Honoring My Mother | Pare, dula ta!

I learned a new word today, Pareidolia. It’s that psychological phenomenon wherein one perceives seeing a familiar image in daily visual patterns, say for example, finding faces or figures in cloud formations. Knowing it had a name is quite a pleasant surprise, because, I remember as a kid in grade school, my classmates and I would to lie down on the soccer pitch in Matina and watch an imaginary array of animals parading before us in the clouds above.

Growing up, this has become a fave pastime to cure boredom for, like say, you’re waiting for an hour in the doctor’s clinic and you instinctively look for figures or faces in the abstract painting on the wall. That works for me. Millennials, I guess, have it good. They have cellphones and tablets to while away their time.
However, while I treat pareidolia as a harmless, childhood carry-over fancy, I observed how many treat it like portends of doom or manifestations of religious miracles. I hope some researcher could find out how many of the population indulge in pareidolia these days. Pictures of angels or the face of Jesus in the clouds appear regularly on Facebook, inviting others to post a thousand Amens. Other images show cities in the clouds that hint at a heavenly kingdom or an alien portal. Then, there are the UFO enthusiasts who, in wanting so much to believe, see signs of life in close-up photographs of the moon. Poor me, I only see Winnie the Pooh (and Spongebob sometimes).

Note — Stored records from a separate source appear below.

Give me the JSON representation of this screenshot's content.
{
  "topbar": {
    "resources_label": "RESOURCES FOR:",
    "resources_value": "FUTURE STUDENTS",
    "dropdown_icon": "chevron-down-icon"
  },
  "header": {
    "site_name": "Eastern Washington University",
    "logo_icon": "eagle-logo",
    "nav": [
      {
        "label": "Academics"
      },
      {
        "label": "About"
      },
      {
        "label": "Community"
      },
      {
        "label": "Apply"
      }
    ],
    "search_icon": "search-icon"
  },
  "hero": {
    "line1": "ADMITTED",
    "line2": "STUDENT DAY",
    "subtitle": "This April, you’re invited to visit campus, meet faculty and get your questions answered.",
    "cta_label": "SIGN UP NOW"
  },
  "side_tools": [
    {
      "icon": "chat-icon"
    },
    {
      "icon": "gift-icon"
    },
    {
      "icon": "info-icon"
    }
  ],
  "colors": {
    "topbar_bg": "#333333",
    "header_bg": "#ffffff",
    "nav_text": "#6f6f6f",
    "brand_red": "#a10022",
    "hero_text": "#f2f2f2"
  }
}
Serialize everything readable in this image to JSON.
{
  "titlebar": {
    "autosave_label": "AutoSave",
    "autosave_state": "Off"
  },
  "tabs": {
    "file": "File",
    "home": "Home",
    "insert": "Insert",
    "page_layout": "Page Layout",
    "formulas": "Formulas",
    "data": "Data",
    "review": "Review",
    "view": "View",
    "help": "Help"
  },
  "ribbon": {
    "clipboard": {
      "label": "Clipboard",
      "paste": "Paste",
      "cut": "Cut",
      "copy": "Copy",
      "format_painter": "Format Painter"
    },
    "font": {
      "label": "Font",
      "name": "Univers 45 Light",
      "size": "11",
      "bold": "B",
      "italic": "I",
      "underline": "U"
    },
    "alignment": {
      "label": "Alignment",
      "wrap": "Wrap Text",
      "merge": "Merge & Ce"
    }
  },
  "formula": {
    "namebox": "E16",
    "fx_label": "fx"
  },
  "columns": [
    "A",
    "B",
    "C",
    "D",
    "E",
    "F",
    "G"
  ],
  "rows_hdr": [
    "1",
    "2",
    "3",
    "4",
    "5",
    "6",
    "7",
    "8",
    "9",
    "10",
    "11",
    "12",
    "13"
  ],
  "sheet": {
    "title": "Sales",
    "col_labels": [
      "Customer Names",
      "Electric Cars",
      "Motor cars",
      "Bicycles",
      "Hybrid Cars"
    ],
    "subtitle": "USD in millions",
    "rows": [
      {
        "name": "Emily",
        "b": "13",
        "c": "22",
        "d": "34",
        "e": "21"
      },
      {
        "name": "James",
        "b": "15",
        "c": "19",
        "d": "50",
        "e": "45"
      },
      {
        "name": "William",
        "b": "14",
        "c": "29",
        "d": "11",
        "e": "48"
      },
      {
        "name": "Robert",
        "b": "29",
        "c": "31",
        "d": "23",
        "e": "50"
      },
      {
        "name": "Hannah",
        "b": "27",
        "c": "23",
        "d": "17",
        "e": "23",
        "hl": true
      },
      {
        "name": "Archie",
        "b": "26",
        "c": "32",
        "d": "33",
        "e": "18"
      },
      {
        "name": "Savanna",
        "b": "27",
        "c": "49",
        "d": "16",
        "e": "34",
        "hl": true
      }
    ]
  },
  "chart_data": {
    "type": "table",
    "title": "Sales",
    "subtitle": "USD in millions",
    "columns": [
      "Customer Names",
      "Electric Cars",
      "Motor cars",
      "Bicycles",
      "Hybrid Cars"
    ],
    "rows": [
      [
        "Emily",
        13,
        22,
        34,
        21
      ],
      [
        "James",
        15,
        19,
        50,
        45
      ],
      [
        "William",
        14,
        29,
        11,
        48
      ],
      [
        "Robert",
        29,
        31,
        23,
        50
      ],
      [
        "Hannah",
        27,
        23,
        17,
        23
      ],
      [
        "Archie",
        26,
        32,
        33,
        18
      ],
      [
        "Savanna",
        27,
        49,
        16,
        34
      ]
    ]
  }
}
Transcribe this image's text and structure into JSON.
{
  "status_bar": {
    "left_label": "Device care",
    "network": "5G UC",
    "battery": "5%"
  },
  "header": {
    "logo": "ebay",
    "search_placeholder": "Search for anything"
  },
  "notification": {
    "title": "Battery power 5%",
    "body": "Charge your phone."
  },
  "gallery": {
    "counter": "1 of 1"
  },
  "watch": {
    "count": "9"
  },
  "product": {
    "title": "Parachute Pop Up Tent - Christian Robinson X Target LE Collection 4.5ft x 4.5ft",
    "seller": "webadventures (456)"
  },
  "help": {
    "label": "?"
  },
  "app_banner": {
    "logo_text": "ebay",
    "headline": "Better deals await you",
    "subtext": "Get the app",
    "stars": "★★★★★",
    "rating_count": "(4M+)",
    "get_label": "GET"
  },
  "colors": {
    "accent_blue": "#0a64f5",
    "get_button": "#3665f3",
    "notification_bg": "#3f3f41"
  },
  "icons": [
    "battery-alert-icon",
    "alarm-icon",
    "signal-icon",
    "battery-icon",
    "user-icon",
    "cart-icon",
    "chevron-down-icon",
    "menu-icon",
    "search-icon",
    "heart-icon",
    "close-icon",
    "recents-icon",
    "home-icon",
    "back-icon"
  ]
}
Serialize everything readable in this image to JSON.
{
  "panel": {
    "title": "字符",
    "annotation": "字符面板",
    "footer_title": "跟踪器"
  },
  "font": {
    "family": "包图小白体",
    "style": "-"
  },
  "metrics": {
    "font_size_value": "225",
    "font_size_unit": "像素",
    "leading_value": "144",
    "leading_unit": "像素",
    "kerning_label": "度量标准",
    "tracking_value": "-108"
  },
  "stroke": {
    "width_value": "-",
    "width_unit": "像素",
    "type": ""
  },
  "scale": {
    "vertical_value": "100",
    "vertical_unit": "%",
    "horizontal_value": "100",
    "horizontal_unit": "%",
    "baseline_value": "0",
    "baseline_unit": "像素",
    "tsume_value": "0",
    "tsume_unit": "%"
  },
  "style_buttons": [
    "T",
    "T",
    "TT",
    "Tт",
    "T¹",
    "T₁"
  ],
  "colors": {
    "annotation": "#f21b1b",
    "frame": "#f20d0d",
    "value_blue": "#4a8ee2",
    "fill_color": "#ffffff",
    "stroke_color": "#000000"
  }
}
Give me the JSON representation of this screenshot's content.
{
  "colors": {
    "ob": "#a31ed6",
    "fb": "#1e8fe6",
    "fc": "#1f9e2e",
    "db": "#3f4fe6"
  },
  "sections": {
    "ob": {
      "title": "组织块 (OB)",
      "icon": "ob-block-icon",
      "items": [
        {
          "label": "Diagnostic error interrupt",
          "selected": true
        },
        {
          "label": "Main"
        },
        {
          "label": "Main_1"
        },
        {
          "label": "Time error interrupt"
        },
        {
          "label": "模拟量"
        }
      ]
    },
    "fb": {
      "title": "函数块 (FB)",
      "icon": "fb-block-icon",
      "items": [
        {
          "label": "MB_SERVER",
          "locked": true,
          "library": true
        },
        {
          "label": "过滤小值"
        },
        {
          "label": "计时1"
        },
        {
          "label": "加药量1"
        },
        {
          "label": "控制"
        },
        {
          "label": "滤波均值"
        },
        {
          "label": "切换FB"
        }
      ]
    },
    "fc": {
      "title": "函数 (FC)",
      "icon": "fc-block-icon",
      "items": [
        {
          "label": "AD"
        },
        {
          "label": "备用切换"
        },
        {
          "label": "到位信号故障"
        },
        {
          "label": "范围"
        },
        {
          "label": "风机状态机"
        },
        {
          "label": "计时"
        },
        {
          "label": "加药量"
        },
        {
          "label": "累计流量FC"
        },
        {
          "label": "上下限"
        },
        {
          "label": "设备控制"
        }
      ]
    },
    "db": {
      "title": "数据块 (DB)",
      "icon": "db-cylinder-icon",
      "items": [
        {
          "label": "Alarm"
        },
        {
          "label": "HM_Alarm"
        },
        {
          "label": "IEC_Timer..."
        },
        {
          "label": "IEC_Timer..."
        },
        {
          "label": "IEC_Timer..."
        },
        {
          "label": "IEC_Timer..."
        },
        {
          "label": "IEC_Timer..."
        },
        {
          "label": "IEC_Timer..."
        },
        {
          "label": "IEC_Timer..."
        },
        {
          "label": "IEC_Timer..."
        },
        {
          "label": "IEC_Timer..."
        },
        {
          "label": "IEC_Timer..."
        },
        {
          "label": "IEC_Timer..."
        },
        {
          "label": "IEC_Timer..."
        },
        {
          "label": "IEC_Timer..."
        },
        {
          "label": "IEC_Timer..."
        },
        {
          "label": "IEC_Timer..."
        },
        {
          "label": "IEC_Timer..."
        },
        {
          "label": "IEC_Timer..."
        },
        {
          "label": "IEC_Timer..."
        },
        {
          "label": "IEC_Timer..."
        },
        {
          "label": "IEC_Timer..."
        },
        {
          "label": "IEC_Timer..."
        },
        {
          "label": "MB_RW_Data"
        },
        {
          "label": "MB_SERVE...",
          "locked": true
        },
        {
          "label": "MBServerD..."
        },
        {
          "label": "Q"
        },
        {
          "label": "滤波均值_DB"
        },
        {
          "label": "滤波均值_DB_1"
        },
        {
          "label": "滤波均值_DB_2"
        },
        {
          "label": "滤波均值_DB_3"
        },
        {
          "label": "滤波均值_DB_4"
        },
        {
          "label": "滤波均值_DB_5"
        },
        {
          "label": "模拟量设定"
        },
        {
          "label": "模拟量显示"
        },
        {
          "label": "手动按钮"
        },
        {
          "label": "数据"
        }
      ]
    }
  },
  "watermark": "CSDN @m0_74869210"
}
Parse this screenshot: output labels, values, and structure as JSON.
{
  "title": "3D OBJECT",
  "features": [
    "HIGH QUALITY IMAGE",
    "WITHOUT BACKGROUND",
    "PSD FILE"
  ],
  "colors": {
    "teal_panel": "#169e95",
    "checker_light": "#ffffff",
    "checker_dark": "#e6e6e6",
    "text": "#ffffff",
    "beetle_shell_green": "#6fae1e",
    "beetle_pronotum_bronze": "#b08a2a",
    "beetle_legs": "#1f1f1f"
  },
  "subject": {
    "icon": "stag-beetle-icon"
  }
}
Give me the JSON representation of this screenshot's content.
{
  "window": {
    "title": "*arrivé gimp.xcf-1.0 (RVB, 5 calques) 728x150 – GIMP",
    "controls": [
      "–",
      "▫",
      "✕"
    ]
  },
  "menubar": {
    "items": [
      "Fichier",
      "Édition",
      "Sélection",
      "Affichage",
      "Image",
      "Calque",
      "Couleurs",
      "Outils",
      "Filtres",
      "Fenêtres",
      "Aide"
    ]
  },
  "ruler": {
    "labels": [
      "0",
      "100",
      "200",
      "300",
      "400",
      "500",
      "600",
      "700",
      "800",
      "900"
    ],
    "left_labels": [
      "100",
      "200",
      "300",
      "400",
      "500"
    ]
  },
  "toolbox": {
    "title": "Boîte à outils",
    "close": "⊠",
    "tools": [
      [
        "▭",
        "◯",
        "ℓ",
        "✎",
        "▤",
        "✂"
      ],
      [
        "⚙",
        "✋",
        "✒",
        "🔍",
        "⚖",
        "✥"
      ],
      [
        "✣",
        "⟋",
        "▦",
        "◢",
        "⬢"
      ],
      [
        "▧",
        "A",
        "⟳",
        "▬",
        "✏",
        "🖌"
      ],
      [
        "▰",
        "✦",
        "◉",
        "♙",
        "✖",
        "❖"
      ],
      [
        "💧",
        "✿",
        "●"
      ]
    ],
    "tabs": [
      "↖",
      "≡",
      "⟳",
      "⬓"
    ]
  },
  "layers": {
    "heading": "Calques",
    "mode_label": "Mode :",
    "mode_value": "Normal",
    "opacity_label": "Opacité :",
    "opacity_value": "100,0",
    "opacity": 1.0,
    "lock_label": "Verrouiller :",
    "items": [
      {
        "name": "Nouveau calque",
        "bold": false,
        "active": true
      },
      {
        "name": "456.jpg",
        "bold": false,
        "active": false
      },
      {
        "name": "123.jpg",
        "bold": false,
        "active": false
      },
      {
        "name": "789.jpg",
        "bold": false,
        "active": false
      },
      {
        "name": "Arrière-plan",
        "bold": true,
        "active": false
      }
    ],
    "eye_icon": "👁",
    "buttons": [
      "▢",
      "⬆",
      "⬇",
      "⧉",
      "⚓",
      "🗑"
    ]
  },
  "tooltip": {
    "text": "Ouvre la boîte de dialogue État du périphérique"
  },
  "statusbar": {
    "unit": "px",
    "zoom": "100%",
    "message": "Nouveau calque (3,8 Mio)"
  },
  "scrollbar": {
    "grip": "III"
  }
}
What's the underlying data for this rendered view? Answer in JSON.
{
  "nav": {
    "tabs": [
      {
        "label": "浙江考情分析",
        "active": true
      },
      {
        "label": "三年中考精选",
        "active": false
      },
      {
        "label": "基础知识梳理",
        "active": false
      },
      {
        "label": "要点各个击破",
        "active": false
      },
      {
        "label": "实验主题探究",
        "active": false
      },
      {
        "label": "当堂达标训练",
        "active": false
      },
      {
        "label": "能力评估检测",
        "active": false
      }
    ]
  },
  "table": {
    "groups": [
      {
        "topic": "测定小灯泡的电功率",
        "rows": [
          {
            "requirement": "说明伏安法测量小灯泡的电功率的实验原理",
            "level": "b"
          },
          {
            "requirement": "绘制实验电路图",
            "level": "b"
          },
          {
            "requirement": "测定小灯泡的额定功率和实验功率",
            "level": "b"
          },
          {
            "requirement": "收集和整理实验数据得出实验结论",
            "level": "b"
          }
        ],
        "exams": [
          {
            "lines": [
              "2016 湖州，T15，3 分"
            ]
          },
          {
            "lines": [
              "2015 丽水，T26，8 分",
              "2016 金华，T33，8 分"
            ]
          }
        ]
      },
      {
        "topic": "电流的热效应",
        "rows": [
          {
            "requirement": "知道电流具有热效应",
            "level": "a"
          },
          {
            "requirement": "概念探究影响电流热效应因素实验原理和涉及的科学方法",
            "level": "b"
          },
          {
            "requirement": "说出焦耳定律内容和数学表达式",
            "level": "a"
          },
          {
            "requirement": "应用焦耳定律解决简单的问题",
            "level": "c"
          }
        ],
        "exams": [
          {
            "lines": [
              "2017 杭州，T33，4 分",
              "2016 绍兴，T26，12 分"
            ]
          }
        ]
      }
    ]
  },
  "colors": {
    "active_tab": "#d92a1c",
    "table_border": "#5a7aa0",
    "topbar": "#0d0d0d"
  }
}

Alas, comparing my childhood pareidolia with that of my now-near ancient self, I have realized how my perception of things have changed these days. True, the writings on the wall are still there, but their appeal appears to have lost a bit of luster. The same feeling comes in the realization that, all along, you might have been looking at people, places and things from a sentimental or romantic lens. Like pareidolia, this phenomenon sucks major major.

However, I still maintain that fantasy and reality are not opposites, but merely different perceptions by a mind in transition. That said transition to the older version of you makes all the difference, especially at how we look at the world and the clouds and interpret them according to our own fancy.

To be cheeky about it, the fantasy world is also a reality in itself, where anyone can thrive and wield their wild imagination with childlike abandon. Reality, on the other hand, is more brutal, where the search for the legal tender is a major objective towards that quaint and intangible goal labeled “happiness”.

So, pares and mares, let’s play! What do you see?

Posted in Opinion